Sadly, the jubilation of fixing the leaky pipe only lasted a few hours.
Even knowing I’m essence-tially slow and taking longer than a tradesperson to fix the pipe made total sense, didn’t take long for Negative Nelly to have a field day at making me feel inadequate for being so slow.
What’s with that?
Speed is a measure of worthiness?
If so, I’m in deep trouble.
Instead, I’ll call the notion out for what it is – a big pile of doo-doo.
Speed does not elevate one’s worthiness.
It did offer up time to obserflect and unwind where the notion comes from.
From a very young age, we’re bombarded with subtle and not so subtle messages how speed is valued.
Sure, there’s the fable about the tortoise and hare telling us slow and steady wins the race.
But that’s more a tale about perseverance and boastfulness.
Think about all the ways we’re led to believe speed is good.
In school, we picked up on kids who shot up their hand the fastest were deemed the smartest.
Graduating early is seen as a sign of genius.
Quick responses to questions in business meetings meant you were capable, on top of things or a rising star.
Sexy cars go fast.
Usain Bolt and Michael Phelps are placed on pedestals.
Pitches and slapshots are clocked for comparisons.
Time is money.
Internet speed is always too slow.
People want transformation yesterday.
Pushing limits and boundaries is thrilling.
Fast is productive.
Hold the phone.
Slow is not unproductive.
Slow is not, repeat – NOT laziness.
Busy doesn’t guarantee productiveness or effectiveness.
It only ensures busyness.
Productive and effective sourced from essence-tially slowness looks and feels way different.
Appearances are not what they seem.
Slow is made out to be wrong. Abnormal.
A character flaw, inadequacy or incompetence.
Even a burden to others by holding them back.
When I was 7 or 8 years old, my older sister and I were responsible for washing the dishes after supper.
She always washed meaning I always dried.
One night having whined enough about never washing, my mom told my sister we had to switch.
Apparently, there was some sort of prestige attached to washing because I felt very important being at the helm.
That is until my sister nagged at me continuously to go faster.
I was keeping her from hanging out with her friends.
Feeling small and pressured I finally told her to finish washing.
I still remember her running off while holding a tea towel drying what was left.
Even today I feel awkward washing dishes with someone else and feeling compelled to not have them wait.
Being slow in a fast society isn’t easy.
It takes resilience and steadfastness to live in a world that wants to scoop you up in the whirlwind.
There’s headway being made though.
A levelling of the playing field between living fast and slow.
There are movements afoot to slow down.
To recognize the be in being.
Collaboration is gaining ground over competition.
Thoughtful, well-considered responses are being welcomed and appreciated.
Those of us who are essense-tially slow or are learning to slow down are finding each other.
Communities are forming to anchor another way is okay, and to let each other know they are not alone.
Slow is different, not divergent.
I’m not expecting to see gold medals awarded to the slowest entrant any time soon.
Patience from others might not be forthcoming either.
Remember who you are can be different – and perfectly normal – from what others tell you.
Stay true to yourself.
Find others who live essence-tially slow too.
It’s hard to feel wrong and alone when connected to people just like you.
feel free to share
chief nudging officer
Crazy for cats and potatoes, Lorraine's insatiable curiosity of Life leads her to question, explore and push beyond the box.

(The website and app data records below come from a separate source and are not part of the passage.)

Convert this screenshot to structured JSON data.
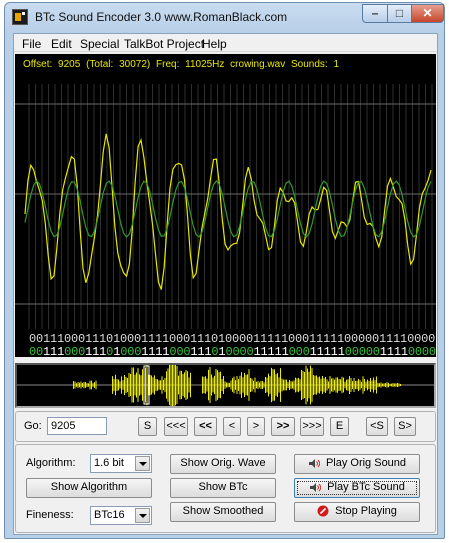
{
  "window": {
    "title": "BTc Sound Encoder 3.0    www.RomanBlack.com"
  },
  "caption": {
    "minimize": "–",
    "maximize": "□",
    "close": "✕"
  },
  "menu": [
    {
      "label": "File"
    },
    {
      "label": "Edit"
    },
    {
      "label": "Special"
    },
    {
      "label": "TalkBot Project"
    },
    {
      "label": "Help"
    }
  ],
  "scope": {
    "info": "Offset: 9205   (Total: 30072)   Freq: 11025Hz   crowing.wav   Sounds: 1",
    "colors": {
      "wave": "#e8e800",
      "smoothed": "#2f9a2f",
      "grid": "#6a6a6a",
      "bit_one": "#ffffff",
      "bit_zero": "#36c236"
    },
    "bits_top": "00111000111010001111000111010000111110001111100000111100001110",
    "bits_bottom": "00111000111010001111000111010000111110001111100000111100001110"
  },
  "overview": {
    "colors": {
      "wave": "#f0ee00",
      "baseline": "#8a8a8a"
    }
  },
  "nav": {
    "go_label": "Go:",
    "offset_value": "9205",
    "s_label": "S",
    "first": "<<<",
    "prev_big": "<<",
    "prev": "<",
    "next": ">",
    "next_big": ">>",
    "last": ">>>",
    "e_label": "E",
    "prev_sound": "<S",
    "next_sound": "S>"
  },
  "controls": {
    "algorithm_label": "Algorithm:",
    "algorithm_value": "1.6 bit",
    "show_algorithm": "Show Algorithm",
    "fineness_label": "Fineness:",
    "fineness_value": "BTc16",
    "show_orig_wave": "Show Orig. Wave",
    "show_btc": "Show BTc",
    "show_smoothed": "Show Smoothed",
    "play_orig_sound": "Play Orig Sound",
    "play_btc_sound": "Play BTc Sound",
    "stop_playing": "Stop Playing"
  }
}
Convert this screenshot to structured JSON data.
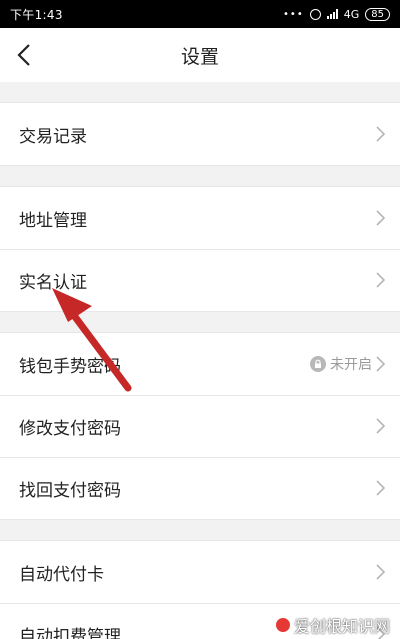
{
  "status_bar": {
    "time": "下午1:43",
    "dots": "•••",
    "network": "4G",
    "battery": "85"
  },
  "header": {
    "title": "设置"
  },
  "groups": [
    {
      "items": [
        {
          "label": "交易记录"
        }
      ]
    },
    {
      "items": [
        {
          "label": "地址管理"
        },
        {
          "label": "实名认证"
        }
      ]
    },
    {
      "items": [
        {
          "label": "钱包手势密码",
          "status": "未开启"
        },
        {
          "label": "修改支付密码"
        },
        {
          "label": "找回支付密码"
        }
      ]
    },
    {
      "items": [
        {
          "label": "自动代付卡"
        },
        {
          "label": "自动扣费管理"
        }
      ]
    }
  ],
  "annotation": {
    "color": "#c62828"
  },
  "watermark": {
    "text": "爱创根知识网"
  },
  "icons": {
    "back": "chevron-left-icon",
    "row_arrow": "chevron-right-icon",
    "lock": "lock-icon",
    "alarm": "alarm-icon",
    "signal": "signal-icon"
  }
}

A self-professed "left-brained creative big picture" type, she has an intuitive knack for seeing beyond and beneath first appearances while at the same time nerding out on the details. Most of all she sees and holds others in their highest until they can see it for themselves.